Occasionally, urination, defecation or salivation can occur.
Seizures In Corgis
We now know what causes seizures and what they might look like, but now it’s time to get to the point – How common are seizures in Corgis?
There’s really no way about it – Corgis are genetically predisposed to seizures.
However, don’t let this scare you just yet. Even though it’s scary, it’s not fatal and it doesn’t mean that your dog’s quality of life will be affected too much.
Because this is a common disease in dogs, it has been studied well and ways for dealing with it have been developed.
On the other hand, you don’t want to be too casual about it either. Your reaction should be timely, so that your dog can be diagnosed quickly and so that other potential health issues may be ruled out or treated if necessary.
First and foremost, take your dog to the vet. Don’t try to diagnose or treat them yourself, or ignore the problem.
At the vet, there are several options that might be prescribed to your dog. Some of them include medications and some adapting your living space to make sure that your dog is in no additional danger in case of a seizure.
In case your vet opts for meds, there are usually three options:
- Corticosteroid medication
When it comes to anti-epileptic medication, one of the common side effects includes weight gain, so be cautious about that. If these are what your vet opts for, you will need to make changes in your dog’s dietary habits.
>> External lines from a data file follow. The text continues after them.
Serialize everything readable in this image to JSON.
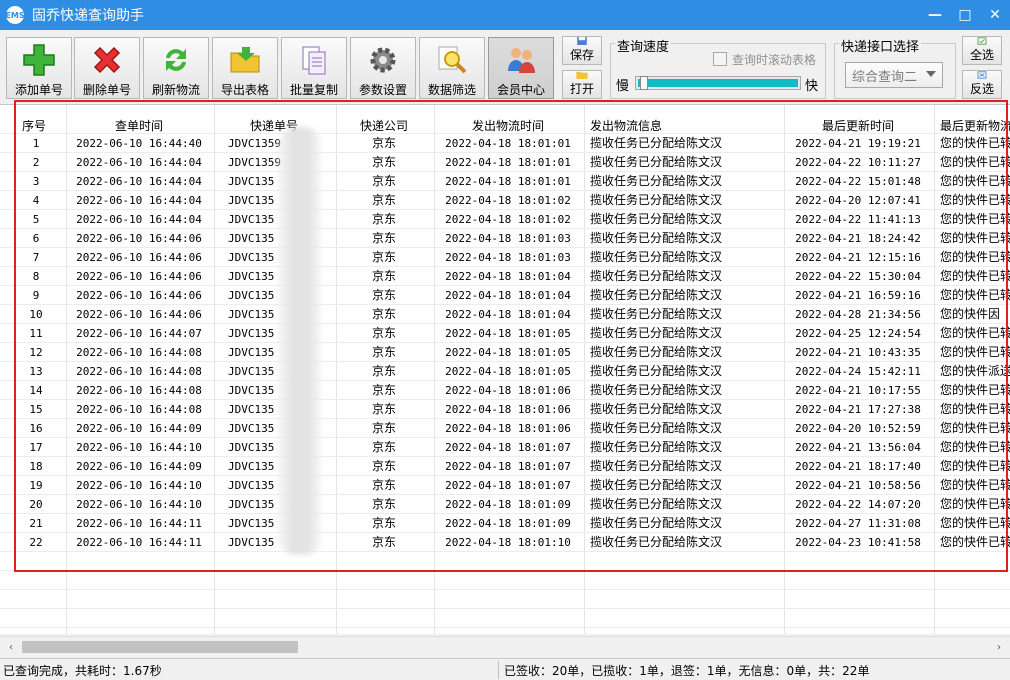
{
  "window": {
    "title": "固乔快递查询助手",
    "icon_text": "EMS",
    "minimize": "—",
    "maximize": "□",
    "close": "✕"
  },
  "toolbar": {
    "buttons": [
      {
        "label": "添加单号",
        "icon": "plus-icon"
      },
      {
        "label": "删除单号",
        "icon": "delete-x-icon"
      },
      {
        "label": "刷新物流",
        "icon": "refresh-icon"
      },
      {
        "label": "导出表格",
        "icon": "folder-export-icon"
      },
      {
        "label": "批量复制",
        "icon": "copy-pages-icon"
      },
      {
        "label": "参数设置",
        "icon": "gear-icon"
      },
      {
        "label": "数据筛选",
        "icon": "magnifier-icon"
      },
      {
        "label": "会员中心",
        "icon": "users-icon"
      }
    ],
    "save_label": "保存",
    "open_label": "打开",
    "speed": {
      "title": "查询速度",
      "scroll_checkbox_label": "查询时滚动表格",
      "slow_label": "慢",
      "fast_label": "快",
      "level": 1.0
    },
    "interface": {
      "title": "快递接口选择",
      "selected": "综合查询二"
    },
    "select_all_label": "全选",
    "invert_label": "反选"
  },
  "table": {
    "columns": [
      "序号",
      "查单时间",
      "快递单号",
      "快递公司",
      "发出物流时间",
      "发出物流信息",
      "最后更新时间",
      "最后更新物流"
    ],
    "rows": [
      [
        "1",
        "2022-06-10 16:44:40",
        "JDVC1359",
        "京东",
        "2022-04-18 18:01:01",
        "揽收任务已分配给陈文汉",
        "2022-04-21 19:19:21",
        "您的快件已转"
      ],
      [
        "2",
        "2022-06-10 16:44:04",
        "JDVC1359",
        "京东",
        "2022-04-18 18:01:01",
        "揽收任务已分配给陈文汉",
        "2022-04-22 10:11:27",
        "您的快件已转"
      ],
      [
        "3",
        "2022-06-10 16:44:04",
        "JDVC135",
        "京东",
        "2022-04-18 18:01:01",
        "揽收任务已分配给陈文汉",
        "2022-04-22 15:01:48",
        "您的快件已转"
      ],
      [
        "4",
        "2022-06-10 16:44:04",
        "JDVC135",
        "京东",
        "2022-04-18 18:01:02",
        "揽收任务已分配给陈文汉",
        "2022-04-20 12:07:41",
        "您的快件已转"
      ],
      [
        "5",
        "2022-06-10 16:44:04",
        "JDVC135",
        "京东",
        "2022-04-18 18:01:02",
        "揽收任务已分配给陈文汉",
        "2022-04-22 11:41:13",
        "您的快件已转"
      ],
      [
        "6",
        "2022-06-10 16:44:06",
        "JDVC135",
        "京东",
        "2022-04-18 18:01:03",
        "揽收任务已分配给陈文汉",
        "2022-04-21 18:24:42",
        "您的快件已转"
      ],
      [
        "7",
        "2022-06-10 16:44:06",
        "JDVC135",
        "京东",
        "2022-04-18 18:01:03",
        "揽收任务已分配给陈文汉",
        "2022-04-21 12:15:16",
        "您的快件已转"
      ],
      [
        "8",
        "2022-06-10 16:44:06",
        "JDVC135",
        "京东",
        "2022-04-18 18:01:04",
        "揽收任务已分配给陈文汉",
        "2022-04-22 15:30:04",
        "您的快件已转"
      ],
      [
        "9",
        "2022-06-10 16:44:06",
        "JDVC135",
        "京东",
        "2022-04-18 18:01:04",
        "揽收任务已分配给陈文汉",
        "2022-04-21 16:59:16",
        "您的快件已转"
      ],
      [
        "10",
        "2022-06-10 16:44:06",
        "JDVC135",
        "京东",
        "2022-04-18 18:01:04",
        "揽收任务已分配给陈文汉",
        "2022-04-28 21:34:56",
        "您的快件因"
      ],
      [
        "11",
        "2022-06-10 16:44:07",
        "JDVC135",
        "京东",
        "2022-04-18 18:01:05",
        "揽收任务已分配给陈文汉",
        "2022-04-25 12:24:54",
        "您的快件已转"
      ],
      [
        "12",
        "2022-06-10 16:44:08",
        "JDVC135",
        "京东",
        "2022-04-18 18:01:05",
        "揽收任务已分配给陈文汉",
        "2022-04-21 10:43:35",
        "您的快件已转"
      ],
      [
        "13",
        "2022-06-10 16:44:08",
        "JDVC135",
        "京东",
        "2022-04-18 18:01:05",
        "揽收任务已分配给陈文汉",
        "2022-04-24 15:42:11",
        "您的快件派送"
      ],
      [
        "14",
        "2022-06-10 16:44:08",
        "JDVC135",
        "京东",
        "2022-04-18 18:01:06",
        "揽收任务已分配给陈文汉",
        "2022-04-21 10:17:55",
        "您的快件已转"
      ],
      [
        "15",
        "2022-06-10 16:44:08",
        "JDVC135",
        "京东",
        "2022-04-18 18:01:06",
        "揽收任务已分配给陈文汉",
        "2022-04-21 17:27:38",
        "您的快件已转"
      ],
      [
        "16",
        "2022-06-10 16:44:09",
        "JDVC135",
        "京东",
        "2022-04-18 18:01:06",
        "揽收任务已分配给陈文汉",
        "2022-04-20 10:52:59",
        "您的快件已转"
      ],
      [
        "17",
        "2022-06-10 16:44:10",
        "JDVC135",
        "京东",
        "2022-04-18 18:01:07",
        "揽收任务已分配给陈文汉",
        "2022-04-21 13:56:04",
        "您的快件已转"
      ],
      [
        "18",
        "2022-06-10 16:44:09",
        "JDVC135",
        "京东",
        "2022-04-18 18:01:07",
        "揽收任务已分配给陈文汉",
        "2022-04-21 18:17:40",
        "您的快件已转"
      ],
      [
        "19",
        "2022-06-10 16:44:10",
        "JDVC135",
        "京东",
        "2022-04-18 18:01:07",
        "揽收任务已分配给陈文汉",
        "2022-04-21 10:58:56",
        "您的快件已转"
      ],
      [
        "20",
        "2022-06-10 16:44:10",
        "JDVC135",
        "京东",
        "2022-04-18 18:01:09",
        "揽收任务已分配给陈文汉",
        "2022-04-22 14:07:20",
        "您的快件已转"
      ],
      [
        "21",
        "2022-06-10 16:44:11",
        "JDVC135",
        "京东",
        "2022-04-18 18:01:09",
        "揽收任务已分配给陈文汉",
        "2022-04-27 11:31:08",
        "您的快件已转"
      ],
      [
        "22",
        "2022-06-10 16:44:11",
        "JDVC135",
        "京东",
        "2022-04-18 18:01:10",
        "揽收任务已分配给陈文汉",
        "2022-04-23 10:41:58",
        "您的快件已转"
      ]
    ]
  },
  "scrollbar": {
    "left_arrow": "‹",
    "right_arrow": "›"
  },
  "status": {
    "left": "已查询完成，共耗时：1.67秒",
    "right": "已签收：20单，已揽收：1单，退签：1单，无信息：0单，共：22单"
  },
  "colors": {
    "titlebar": "#2f8de4",
    "highlight_frame": "#e02020",
    "slider_fill": "#13bcc4"
  }
}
It’s also important to learn how you should react and behave during one of your dog’s seizures. Most importantly, you should make sure there are no objects around that might cause a choking hazard. Also, remove any objects that your dog might hit itself during a seizure, if possible and remove any sharp or pointy objects nearby.
It’s extremely important that you don’t try to control your dog’s mouth. This can be dangerous for you, because they might unconsciously bite you.
No one wants any kind of a disease to affect their beloved pet but unfortunately, we sometimes don’t have the control over it.
However, it’s understandable that you want to get informed about the potential risks, so you posing the question “Are Corgis prone to seizures” is no surprise. In this article, we have gone over some of the most common, more serious issues that Corgis are usually genetically predisposed to, and gone in depth about seizures.
To help you absorb all this information, here is a quick rundown of everything we’ve covered in this article.
Corgis unfortunately aren’t known for their good health. The most common diseases that appear in Corgis are hip dysplasia, progressive retinal atrophy, von Willebrand’s Disease, degenerative myelopathy and epilepsy. Some of these are more and some less serious, but they all warrant a visit to the vet.
When it comes to epilepsy, it’s usually genetic and it can manifest in many different ways, depending on the dog, and the severity of the seizure. It’s important to know that there is treatment, and it doesn’t mean that your dog will die, but it does mean that you will need to make some lifestyle adjustments in order to protect your dog during seizures.
So, you now have all the information on Corgis and seizures and should they ever happen to your Corgi, you’ll know how to recognize them and act accordingly.